Final sound mix tips

February 18, 2010

We just finished production on our latest show, Magic Tree House: Space Mission and now it’s time for the surround mix. While we usually do the sound design in-house, we decided it would be much more efficient and cost effective to send off our surround mix to an outside house. So we send it off to Alex Markowski at Audio Kitchen Post who does a mix in his studio and then comes over to our dome, plugs into our surround speakers (and brings his own) and does a final mix.

If you’re new to producing digital content and don’t know some of the details of what to do once you’ve finished the sound design (or if your surround guy is new to planetarium mixing), here are some tips:

1. Exporting for the mix – OMFs

Because your sound mixer may not use the same platform or application that you used to do sound design, you’ll probably be asked to export an OMF.  You may be thinking, “WTF is an OMF?” An OMF is basically all of your sound clips and timing information in a generic format that other programs can use in one large file.
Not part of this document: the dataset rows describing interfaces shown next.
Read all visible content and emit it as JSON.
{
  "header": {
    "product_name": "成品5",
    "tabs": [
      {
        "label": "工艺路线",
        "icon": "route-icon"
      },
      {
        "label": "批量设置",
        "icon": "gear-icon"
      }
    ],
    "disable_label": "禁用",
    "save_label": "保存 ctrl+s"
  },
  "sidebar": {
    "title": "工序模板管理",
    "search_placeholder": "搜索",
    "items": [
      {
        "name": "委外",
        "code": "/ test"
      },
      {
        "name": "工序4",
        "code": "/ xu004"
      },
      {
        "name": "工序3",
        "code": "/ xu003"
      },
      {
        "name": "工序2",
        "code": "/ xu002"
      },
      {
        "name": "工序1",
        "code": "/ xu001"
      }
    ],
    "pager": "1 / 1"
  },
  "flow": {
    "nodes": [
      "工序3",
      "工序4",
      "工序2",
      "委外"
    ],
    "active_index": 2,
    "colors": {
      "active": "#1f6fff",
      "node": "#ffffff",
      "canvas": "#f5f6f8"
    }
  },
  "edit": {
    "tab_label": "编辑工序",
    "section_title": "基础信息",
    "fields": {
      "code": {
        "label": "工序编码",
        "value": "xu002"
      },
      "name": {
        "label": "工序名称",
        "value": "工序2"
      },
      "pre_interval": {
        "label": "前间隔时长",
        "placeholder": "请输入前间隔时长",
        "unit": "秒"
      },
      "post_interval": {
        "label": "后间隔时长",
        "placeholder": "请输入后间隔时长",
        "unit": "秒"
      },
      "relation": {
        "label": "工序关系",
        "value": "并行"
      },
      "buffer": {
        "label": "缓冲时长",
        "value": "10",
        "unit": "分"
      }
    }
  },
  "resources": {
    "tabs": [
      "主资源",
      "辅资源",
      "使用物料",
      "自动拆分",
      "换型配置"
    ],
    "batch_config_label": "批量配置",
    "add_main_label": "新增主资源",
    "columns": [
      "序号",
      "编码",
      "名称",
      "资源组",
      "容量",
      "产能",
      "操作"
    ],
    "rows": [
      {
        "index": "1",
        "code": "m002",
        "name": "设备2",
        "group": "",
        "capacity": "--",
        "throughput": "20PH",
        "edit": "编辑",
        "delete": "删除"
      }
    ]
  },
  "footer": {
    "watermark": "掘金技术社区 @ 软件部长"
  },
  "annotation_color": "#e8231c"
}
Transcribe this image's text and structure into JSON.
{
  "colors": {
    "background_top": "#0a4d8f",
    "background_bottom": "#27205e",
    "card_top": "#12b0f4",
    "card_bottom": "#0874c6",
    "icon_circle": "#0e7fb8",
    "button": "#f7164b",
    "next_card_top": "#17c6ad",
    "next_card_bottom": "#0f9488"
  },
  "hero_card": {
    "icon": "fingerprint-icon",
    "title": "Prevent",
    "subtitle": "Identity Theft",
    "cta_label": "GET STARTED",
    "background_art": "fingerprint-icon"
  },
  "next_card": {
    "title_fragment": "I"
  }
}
Your mixing person can take this file, import it into his application and tweak away.  *IMPORTANT* – Apple’s Soundtrack does NOT export as OMFs (it does export AAF’s but that’s a different story). I’d suggest just using another program if you’re using a Mac such as ProTools LE, Logic or even just Final Cut.

Before you export, make sure your tracks are organized in groupings (dialog, VO, music, sfx). Levels, pans and filters cannot be exported as part of an OMF so it is important to have a….

2. Guide Track

When you send your mixer your video domemaster for reference (make sure it’s not 4K or it’ll be a pain in the butt – shrink it down to 1K), export your audio (the guide track) as an aiff and attach it to the video or send it as a separate file so that the mixer has a good sense of what you’re trying to make the audio sound like.

3. VO in the dome

Normally when you mix VO for 5.1 surround in a movie theater, you put the voice in the center channel and then just a bit in the left and right. However, in the dome, it’s usually good to bring the VO up in the left and right (about -3db from the center level). This way, when sitting in the left part of the theater, it prevents the VO from sounding like it’s coming from the right part of the theater and vice versa. Let your surround guy know.

4. Do the final mix in a dome

Don’t trust your headphones or your fancy-schmancy Alesis monitors. Things sound very different in the dome. There’s a lot more reverb and subtle sounds can get totally lost, especially in a big dome. Have your sound guy set up a computer in the dome and plug it into your surround system or set up his own speakers. That way you’ll get the real deal.

5. The Final Files

Here’s what you need from the final mix:

  • 5.1 surround mix (6 files – Center(C), Front Left(L), Front Right(R), Back Left (Ls), Back Right (Rs) and Low Frequency (Lf))
  • stereo mix (2 files – L and R)
  • a 5.1 dialog and M&E (music and effects) mix  – this is so you can hand it off to a planetarium in a country that speaks another language and they can replace the dialog track with their native language.

Is there anything else you’ve had to deal with or keep in mind? If so, let us know and we’ll add to the list.

Designs of the Future

February 15, 2010

As we get deep into preproduction and asset creation for our next Fulldome show, a key piece of equipment they’ll be using in the reality we create is their ship. After a long period of distilling down ideas from classic rockets, to the more realistic shuttles… We settled on something reminiscent of a fighter jet mixed with a flying saucer. ShipSketchblockedOut

The big issue we’ve been considering is scale… Just how big should it be. Originally the thought was that it shouldn’t be much bigger than the existing shuttles that go into space. But proportionately the cockpit would have been just under 18 feet wide as displayed in this first drawing.


We quickly blocked out the dimensions and started some camera move tests. It was just feeling too cramped. So we went bigger.


Changing the diameter of the cockpit to something closer to 30 feet gave us a lot more space for the characters to be able to move around, and allow our camera to move a little nicer through the scene. With larger more graceful motion paths.  Also allows us to mix up where the characters will be standing in the environment, and giving us a little more bang for our buck. Who says you can’t fly a skyscraper of a ship into space… it’s the future, right?

Best of Domefest 2009 at Morehead on Feb 17

February 10, 2010

DF09_smFor a bunch of reasons, we weren’t able to make it to Domefest 2009 this year. Missing it, as you might guess, really sucked. After being so inspired by all the great content we saw in Chicago in 2008, we were really looking forward to the 2009 gathering. We saw all of the finalists on the Domefest vimeo channel, but it’s just not the same on a flat screen.

So instead, we’re bringing Domefest to us. Morehead is taking place in UNC’s CHAT Festival (CHAT is “Collaborations: Humanities, Arts & Technology”) this year. As part of that we’re going to be showing the Domefest 2009 winners on Morehead’s dome on Wednesday February 17 at 7:00. If you’re local and want to check it out, let us know.